For now, Christiania remains free and independent, but those days are likely numbered.
The archives and royal library of Denmark have recently been moved into this beautiful and modern building. The library collection contains over 500 years of Danish literary works and other important relics. This is one of the largest libraries in the world and is the biggest in the entire Nordic region.
This is Julia, our awesome tour guide.
If you look at the map I provided at the beginning of this post, then you will see that this bride crossing is located that the southern-most point of our Copenhagen bike tour. This also means we have reached our halfway point in the tour. We took a short break and snapped some photos of the town behind us. The Copenhagen skyline, such as it is, is not dominated by towering buildings but rather with more historic buildings which maintain Copenhagen’s feeling of European authenticity.
Opening in 1843, Tivoli is the second-oldest operating amusement park in the world. The oldest is also in Denmark just a few miles away, and is a staggering 250 years older, having opened in 1583! I guess the Danes have always known how to have a good time!
Tivoli is a “seasonal park” in that it is only open during the warmer months of the year. Throughout all of Europe, Tivoli is the second most-visited such seasonal park.
Though we just rode our bikes along the exterior wall and past the main entrance, pictured below, I easily got the impression that this is an impressive place. One other thing I learned is that millions of Danes have an annual membership to Tivoli Gardens and visit there with friends and family the same way New Yorkers might take a stole through Central Park. So the experience is presumably a bit more casual than Disneyland or King’s Island.
On the way back to our cruise ship, we passed by the old historic buildings of the colonial Danish Navy. The neighborhood now known as “Nyboder” is named as such for the hue of yellow which all of the buildings are painted. The original colors were red and white, like the Danish flag, but the new color makes a striking impression, and thus the name for the neighborhood.
Today, Nyboder is mostly residential. The cute row homes look cozy and full of character. The cobblestone and brick streets offer a wonderful visual texture. The streets even have awesome names, such as “Unicorn Street.”
I couldn’t help but think to myself that if I lived in Copenhagen, I would want to live here.
This was a special treat! At the beginning of our bike tour, we passed within view of the royal yacht at port, but it was very far away and the photo didn’t really come out. Upon returning to my cabin on the cruise, I opened up my balcony and the HDMY Dannebrog was sitting directly outside of my window!
This ship is the oldest royal-yacht in the world still in service. It was built just before WWII and is maintained by the Royal Navy. I watched the ship perform some maneuvers, more turning in a circle, really, and then it sailed away into the sunset and out into the open ocean.
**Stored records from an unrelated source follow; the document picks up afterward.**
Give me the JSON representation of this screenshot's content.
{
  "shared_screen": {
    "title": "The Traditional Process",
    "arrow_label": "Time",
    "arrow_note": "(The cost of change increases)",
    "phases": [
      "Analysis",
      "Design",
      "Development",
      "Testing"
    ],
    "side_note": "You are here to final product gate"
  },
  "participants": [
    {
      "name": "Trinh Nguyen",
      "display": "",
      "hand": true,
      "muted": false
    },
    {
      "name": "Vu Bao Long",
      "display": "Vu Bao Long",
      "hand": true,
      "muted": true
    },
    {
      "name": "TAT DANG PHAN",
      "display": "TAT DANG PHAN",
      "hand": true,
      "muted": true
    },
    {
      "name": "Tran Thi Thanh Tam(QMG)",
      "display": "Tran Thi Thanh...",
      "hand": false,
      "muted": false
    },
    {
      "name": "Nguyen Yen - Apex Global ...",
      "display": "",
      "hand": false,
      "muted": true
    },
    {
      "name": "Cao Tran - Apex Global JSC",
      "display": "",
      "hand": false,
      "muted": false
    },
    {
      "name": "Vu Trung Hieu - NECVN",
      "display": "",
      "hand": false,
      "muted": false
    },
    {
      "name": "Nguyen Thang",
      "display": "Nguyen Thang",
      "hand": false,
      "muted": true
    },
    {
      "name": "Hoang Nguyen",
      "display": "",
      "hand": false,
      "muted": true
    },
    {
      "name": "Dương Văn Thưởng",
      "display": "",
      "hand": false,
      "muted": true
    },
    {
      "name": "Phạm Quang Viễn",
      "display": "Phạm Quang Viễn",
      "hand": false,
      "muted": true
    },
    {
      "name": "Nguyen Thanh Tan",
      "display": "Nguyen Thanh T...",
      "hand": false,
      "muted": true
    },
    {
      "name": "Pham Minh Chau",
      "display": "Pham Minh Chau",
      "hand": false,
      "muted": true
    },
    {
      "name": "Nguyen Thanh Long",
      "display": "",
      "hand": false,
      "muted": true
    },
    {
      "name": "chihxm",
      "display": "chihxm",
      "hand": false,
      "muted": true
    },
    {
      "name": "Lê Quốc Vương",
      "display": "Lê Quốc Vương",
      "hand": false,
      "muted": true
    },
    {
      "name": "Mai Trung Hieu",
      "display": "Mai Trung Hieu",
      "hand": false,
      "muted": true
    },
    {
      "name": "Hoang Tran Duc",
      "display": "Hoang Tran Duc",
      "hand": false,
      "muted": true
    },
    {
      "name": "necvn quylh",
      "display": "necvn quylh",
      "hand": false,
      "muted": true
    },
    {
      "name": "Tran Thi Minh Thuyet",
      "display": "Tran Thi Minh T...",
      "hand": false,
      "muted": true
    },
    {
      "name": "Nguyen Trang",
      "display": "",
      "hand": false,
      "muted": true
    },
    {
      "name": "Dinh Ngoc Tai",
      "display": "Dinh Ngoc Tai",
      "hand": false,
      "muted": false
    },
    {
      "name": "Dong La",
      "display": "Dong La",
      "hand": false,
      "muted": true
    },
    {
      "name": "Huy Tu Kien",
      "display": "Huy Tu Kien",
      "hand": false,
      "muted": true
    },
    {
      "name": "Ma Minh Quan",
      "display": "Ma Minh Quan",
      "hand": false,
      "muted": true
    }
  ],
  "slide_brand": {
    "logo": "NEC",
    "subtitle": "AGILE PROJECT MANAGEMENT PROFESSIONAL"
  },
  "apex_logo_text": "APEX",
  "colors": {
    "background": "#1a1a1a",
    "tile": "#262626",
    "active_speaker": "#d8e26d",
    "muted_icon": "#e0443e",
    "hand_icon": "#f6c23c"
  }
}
God rejse! (bon voyage in Danish)
Well, I certainly wouldn’t have expected to see so much and learn so many interesting things from just a few hours in Copenhagen, but I really did. If ever you find yourself needing to make good use of just one day in Copenhagen, then I highly recommend taking a bike tour.
Have you been to Copenhagen before? Do you have other suggestions or a favorite place? Please share your experiences in the comments below! You can also follow me on Twitter at @judsonlmoore to get more updates and to message me directly.
What do you think? Could you handle trivago on Tour? Maybe you can join next year! If you are interested to join me in 2018, just take a look at the open careers at trivago! If anything looks interesting to you, let me know and I will be happy to chat with you about a career in trivago.
Travel addict. Ambitious about making the world a better place. Writing what I learn along the way.View All Post